I thought about dusting this review off a couple months back, during a weekend when a certain feature starring Tom Hardy became an unlikely smash hit. But then I realized the word “Venom” doesn’t appear anywhere in the few hundred words. That was perhaps a kindness to Topher Grace, or maybe just a tacit acknowledgment that director Sam Raimi didn’t really want the bulky marauder in his movie, a problem he recently noted was essentially insurmountable. So, there was really no point using this review to accompany the release of Venom. It was no real hardship. We now live in a universe that delivers a new Spider-Man movie approximately every six months, so I knew there’s be another opportunity. This review was originally written for and posted in my former online home.
For two films, Sam Raimi was a super-hero.
The director who inaugurated the Spider-man film franchise came to it equally accomplished in high art (A Simple Plan) and low genius (Evil Dead 2). Raimi achieved something wonderful that resided squarely in between those two extremes in adapting the amazing fantasy of milquetoast Peter Parker transformed into a web-slinging wisecracker who saves New York City from marauding goblins and metal-armed megalomaniacs. Bustling with energy, color and heart, Raimi’s first two films came closer than any other film to capturing the zippy appeal of four-color adventures of the utterly improbable. It helps that Spider-man is the epitome of the wish-fulfillment that gives super-heroes their resonant subtextual appeal: the bullied weakling who’s secretly a strong and dexterous daredevil, saving the prettiest girl in school. With that rich core, Raimi made a first film of uncommon urgency and a follow-up that maintained the drive while stripped away the shortcomings of its predecessor.

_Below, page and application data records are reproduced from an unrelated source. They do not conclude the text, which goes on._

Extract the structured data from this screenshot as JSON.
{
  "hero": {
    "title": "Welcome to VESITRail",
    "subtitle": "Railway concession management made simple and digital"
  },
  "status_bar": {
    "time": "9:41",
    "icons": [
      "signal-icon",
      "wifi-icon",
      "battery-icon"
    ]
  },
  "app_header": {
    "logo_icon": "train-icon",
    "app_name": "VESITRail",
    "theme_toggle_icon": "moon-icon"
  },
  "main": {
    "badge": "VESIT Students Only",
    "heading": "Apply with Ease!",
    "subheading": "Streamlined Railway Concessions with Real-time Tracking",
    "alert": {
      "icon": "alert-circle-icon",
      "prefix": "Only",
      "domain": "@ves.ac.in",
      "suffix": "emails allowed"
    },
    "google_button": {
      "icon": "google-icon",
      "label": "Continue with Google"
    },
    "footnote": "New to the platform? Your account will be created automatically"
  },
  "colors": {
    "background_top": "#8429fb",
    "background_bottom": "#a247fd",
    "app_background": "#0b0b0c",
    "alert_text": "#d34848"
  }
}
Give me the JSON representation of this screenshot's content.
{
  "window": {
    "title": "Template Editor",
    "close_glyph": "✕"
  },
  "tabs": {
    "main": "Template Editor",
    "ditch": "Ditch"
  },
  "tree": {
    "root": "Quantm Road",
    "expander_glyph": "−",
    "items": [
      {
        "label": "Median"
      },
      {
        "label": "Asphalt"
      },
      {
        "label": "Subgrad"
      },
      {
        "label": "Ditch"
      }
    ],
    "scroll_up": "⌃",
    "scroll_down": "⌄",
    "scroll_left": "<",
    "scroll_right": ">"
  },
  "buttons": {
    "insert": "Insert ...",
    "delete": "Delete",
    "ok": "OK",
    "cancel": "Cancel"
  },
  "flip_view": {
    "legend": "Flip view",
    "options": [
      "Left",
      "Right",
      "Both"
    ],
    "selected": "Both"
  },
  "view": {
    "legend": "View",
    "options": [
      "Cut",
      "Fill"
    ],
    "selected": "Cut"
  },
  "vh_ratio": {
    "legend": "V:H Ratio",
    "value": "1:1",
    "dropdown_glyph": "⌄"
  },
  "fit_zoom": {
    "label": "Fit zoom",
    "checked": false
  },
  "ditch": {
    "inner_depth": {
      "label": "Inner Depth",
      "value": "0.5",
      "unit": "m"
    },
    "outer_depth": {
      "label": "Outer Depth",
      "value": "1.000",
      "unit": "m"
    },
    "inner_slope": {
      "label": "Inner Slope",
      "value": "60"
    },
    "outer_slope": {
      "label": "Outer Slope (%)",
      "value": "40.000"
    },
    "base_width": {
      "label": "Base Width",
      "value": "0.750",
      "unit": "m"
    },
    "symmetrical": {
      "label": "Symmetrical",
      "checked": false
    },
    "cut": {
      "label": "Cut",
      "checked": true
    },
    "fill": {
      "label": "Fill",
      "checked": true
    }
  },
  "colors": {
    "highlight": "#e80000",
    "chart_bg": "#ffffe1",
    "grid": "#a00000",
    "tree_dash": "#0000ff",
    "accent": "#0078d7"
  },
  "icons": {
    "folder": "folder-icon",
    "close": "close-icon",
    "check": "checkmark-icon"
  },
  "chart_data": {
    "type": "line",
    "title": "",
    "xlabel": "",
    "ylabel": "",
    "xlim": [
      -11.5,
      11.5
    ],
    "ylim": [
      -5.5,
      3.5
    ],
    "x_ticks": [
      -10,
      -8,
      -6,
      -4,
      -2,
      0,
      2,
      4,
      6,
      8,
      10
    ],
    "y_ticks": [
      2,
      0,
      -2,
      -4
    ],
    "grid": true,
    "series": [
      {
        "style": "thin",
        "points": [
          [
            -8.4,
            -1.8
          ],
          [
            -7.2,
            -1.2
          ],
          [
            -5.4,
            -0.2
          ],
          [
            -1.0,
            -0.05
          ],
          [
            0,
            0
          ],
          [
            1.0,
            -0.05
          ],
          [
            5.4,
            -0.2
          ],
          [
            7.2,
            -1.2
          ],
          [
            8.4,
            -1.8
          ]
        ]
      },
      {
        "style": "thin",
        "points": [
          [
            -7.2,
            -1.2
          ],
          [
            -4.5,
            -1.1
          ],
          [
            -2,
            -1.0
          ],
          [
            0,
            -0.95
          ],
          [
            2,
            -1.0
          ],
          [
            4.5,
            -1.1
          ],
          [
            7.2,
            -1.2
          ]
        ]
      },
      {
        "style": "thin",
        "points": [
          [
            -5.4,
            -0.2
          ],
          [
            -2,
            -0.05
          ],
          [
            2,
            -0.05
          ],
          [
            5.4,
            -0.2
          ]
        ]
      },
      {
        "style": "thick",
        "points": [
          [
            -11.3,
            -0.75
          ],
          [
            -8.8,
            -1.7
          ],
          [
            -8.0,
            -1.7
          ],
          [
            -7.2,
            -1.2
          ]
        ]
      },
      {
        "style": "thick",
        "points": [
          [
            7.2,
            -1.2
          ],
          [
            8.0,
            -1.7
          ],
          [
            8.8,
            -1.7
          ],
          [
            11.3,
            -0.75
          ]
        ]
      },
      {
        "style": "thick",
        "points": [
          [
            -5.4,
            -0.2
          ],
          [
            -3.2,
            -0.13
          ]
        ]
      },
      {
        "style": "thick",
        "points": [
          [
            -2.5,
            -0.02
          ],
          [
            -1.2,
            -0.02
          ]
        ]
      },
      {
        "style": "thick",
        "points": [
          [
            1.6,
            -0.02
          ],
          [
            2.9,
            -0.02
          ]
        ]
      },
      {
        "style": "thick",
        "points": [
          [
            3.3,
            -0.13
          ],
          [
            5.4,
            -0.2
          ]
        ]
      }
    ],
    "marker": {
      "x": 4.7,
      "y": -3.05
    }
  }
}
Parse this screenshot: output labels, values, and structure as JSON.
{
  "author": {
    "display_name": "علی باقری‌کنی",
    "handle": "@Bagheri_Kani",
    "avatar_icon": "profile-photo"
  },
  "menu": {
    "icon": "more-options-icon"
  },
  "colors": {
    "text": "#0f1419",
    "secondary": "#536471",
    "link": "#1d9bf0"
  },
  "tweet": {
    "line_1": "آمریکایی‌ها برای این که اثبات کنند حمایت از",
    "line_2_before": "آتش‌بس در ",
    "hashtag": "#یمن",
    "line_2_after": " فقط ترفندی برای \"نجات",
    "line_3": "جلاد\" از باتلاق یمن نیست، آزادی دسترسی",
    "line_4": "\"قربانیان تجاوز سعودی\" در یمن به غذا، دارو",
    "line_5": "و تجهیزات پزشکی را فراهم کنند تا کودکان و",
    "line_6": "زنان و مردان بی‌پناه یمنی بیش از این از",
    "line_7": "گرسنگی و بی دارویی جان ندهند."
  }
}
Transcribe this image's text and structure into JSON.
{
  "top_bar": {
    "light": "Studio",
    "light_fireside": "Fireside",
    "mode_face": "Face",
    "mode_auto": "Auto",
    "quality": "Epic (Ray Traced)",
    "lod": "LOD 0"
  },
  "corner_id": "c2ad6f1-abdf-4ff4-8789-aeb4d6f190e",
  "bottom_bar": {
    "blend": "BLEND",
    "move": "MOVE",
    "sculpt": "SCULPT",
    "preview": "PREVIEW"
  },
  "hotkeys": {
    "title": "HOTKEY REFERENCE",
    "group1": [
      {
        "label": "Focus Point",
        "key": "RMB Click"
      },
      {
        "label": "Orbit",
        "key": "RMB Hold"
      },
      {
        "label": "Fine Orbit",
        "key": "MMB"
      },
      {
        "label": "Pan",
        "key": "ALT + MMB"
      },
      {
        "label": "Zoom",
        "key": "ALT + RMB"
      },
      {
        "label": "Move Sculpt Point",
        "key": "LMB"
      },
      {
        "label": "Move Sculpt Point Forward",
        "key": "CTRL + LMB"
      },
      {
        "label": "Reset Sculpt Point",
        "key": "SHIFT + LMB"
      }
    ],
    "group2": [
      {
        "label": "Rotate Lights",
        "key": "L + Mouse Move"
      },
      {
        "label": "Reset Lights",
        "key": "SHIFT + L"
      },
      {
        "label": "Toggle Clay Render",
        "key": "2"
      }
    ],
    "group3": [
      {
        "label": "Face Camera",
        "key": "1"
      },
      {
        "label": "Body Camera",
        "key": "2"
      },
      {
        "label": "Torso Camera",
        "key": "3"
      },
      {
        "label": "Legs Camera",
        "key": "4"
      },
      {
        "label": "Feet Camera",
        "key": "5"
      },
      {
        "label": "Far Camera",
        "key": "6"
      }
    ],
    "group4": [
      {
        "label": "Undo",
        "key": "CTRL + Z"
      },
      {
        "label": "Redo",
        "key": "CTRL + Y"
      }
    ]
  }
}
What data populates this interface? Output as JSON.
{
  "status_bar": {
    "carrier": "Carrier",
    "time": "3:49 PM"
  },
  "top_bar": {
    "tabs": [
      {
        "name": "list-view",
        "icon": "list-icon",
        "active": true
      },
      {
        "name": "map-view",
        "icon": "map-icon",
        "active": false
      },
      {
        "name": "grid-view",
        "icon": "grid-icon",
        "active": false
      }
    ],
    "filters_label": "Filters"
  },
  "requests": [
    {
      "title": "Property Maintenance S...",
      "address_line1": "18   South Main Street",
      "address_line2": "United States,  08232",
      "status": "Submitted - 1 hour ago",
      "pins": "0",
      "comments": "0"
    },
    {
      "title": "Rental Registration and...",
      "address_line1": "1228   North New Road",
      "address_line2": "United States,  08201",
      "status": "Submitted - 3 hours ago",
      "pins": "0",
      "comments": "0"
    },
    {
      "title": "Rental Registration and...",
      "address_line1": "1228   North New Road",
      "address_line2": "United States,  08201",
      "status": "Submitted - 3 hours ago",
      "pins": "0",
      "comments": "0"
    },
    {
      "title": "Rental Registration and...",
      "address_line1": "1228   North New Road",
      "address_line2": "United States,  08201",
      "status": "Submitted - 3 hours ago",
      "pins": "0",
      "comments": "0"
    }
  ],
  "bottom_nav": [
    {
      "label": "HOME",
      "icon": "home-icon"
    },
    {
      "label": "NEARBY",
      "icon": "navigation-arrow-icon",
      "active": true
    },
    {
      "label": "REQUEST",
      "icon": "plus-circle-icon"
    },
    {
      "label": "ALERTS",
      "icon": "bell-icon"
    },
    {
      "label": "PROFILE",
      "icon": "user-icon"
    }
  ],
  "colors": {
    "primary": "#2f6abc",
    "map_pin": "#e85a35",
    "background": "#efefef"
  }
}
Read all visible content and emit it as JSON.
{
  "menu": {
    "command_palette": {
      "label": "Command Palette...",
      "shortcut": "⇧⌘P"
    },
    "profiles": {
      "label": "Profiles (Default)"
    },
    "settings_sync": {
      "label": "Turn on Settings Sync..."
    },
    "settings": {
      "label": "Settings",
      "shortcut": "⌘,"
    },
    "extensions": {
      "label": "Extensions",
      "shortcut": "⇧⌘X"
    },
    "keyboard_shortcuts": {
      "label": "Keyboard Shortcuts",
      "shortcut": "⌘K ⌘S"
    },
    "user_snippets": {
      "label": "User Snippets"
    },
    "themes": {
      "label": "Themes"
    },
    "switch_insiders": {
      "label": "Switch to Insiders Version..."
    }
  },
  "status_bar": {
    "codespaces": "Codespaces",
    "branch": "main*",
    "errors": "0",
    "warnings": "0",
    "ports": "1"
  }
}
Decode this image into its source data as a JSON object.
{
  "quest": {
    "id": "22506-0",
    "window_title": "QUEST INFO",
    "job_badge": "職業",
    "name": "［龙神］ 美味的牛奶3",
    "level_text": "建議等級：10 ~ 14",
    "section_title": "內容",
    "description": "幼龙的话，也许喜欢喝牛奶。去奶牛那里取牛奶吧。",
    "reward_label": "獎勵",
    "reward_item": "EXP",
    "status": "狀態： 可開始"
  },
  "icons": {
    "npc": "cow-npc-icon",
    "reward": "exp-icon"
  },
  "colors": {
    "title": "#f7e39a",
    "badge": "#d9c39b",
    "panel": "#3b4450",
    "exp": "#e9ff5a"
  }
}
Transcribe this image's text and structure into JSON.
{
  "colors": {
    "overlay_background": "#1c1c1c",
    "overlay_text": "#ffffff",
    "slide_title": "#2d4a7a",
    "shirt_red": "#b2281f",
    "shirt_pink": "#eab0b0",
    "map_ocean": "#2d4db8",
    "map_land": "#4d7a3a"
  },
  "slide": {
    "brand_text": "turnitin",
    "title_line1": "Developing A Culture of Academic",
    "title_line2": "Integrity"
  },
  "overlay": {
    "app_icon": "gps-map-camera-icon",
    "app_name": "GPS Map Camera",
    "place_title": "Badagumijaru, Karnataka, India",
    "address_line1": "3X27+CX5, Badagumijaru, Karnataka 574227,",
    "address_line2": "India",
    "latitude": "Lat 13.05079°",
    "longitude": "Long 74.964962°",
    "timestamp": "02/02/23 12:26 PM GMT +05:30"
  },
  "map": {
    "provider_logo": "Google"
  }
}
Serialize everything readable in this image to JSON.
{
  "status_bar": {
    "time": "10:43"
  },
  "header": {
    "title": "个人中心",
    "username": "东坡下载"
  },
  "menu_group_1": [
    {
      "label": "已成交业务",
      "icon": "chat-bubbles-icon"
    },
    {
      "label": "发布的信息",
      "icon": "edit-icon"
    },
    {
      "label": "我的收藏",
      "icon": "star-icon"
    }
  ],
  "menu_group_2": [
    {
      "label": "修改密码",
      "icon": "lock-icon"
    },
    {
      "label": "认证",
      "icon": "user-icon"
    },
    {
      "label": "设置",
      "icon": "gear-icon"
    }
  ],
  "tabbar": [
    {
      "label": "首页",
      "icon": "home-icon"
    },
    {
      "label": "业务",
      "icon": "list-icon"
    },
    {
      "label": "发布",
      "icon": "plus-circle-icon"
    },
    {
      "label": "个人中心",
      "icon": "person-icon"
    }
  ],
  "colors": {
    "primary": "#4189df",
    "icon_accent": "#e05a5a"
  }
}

The third time is charmless. It may seem that Raimi has incorporated too many elements with villains old and not-as-old added to the mix (although, that “not-as-old” villain has still been around for about twenty years, a realization that had me reeling a tad) while still making room to have movieland’s Harry Osborn follow in the purple footprints of his printed predecessor. With classic supporting characters Gwen Stacy and her police officer father also debuting, the threat is clearly there for pure overload, but that’s not where the endeavor stumbles. It’s not overly busy, it’s just flat. It’s hard to think of another film with so much plot and yet feels like there’s very little actually going on.
The story itself is full of plot holes and strains credibility with its heavy reliance on coincidence. The attempts to explore Peter Parker’s darker instincts — fueled by municipal adoration and ego, and exacerbated by a sentient alien tar that contributes to a costume change — are marred by poorly crafted comedic digressions and muddled purpose. Raimi’s playing with ideas, but he has no real point to make with this side trip. The danger of the parasitic substance never comes across. Like many of the details, it’s just there. There’s nothing meaningful or memorable; it’s just filling space and killing time.
As opposed to the first two installments, Spider-man 3 suffers from a pronounced lack of humanity. The earlier films had ample FX house eye candy, but they also had the splendid schism of Peter’s joyous freedom and burdensome guilt in his super-hero role. His fearful longing for Mary Jane was as critical as the expertly crafted action sequences. Raimi still knows how to construct airborne battles with ingenuity and audaciousness, but his sure touch for the people populating the adventure is plainly gone. In its place is trumped-up conflict, hackneyed motivation and platitudes masquerading as wisdom (poor Rosemary Harris has to suffer through playing Aunt May as nothing more than a clucking dispenser of arduous advice).
This is hardly the first film franchise to fall apart when it gets to its third outing, but I had been a true believer in Sam Raimi’s eternal ability to shepherd the wall-crawler’s onscreen adventures, which makes it all the harder to see him spin a spectacular failure.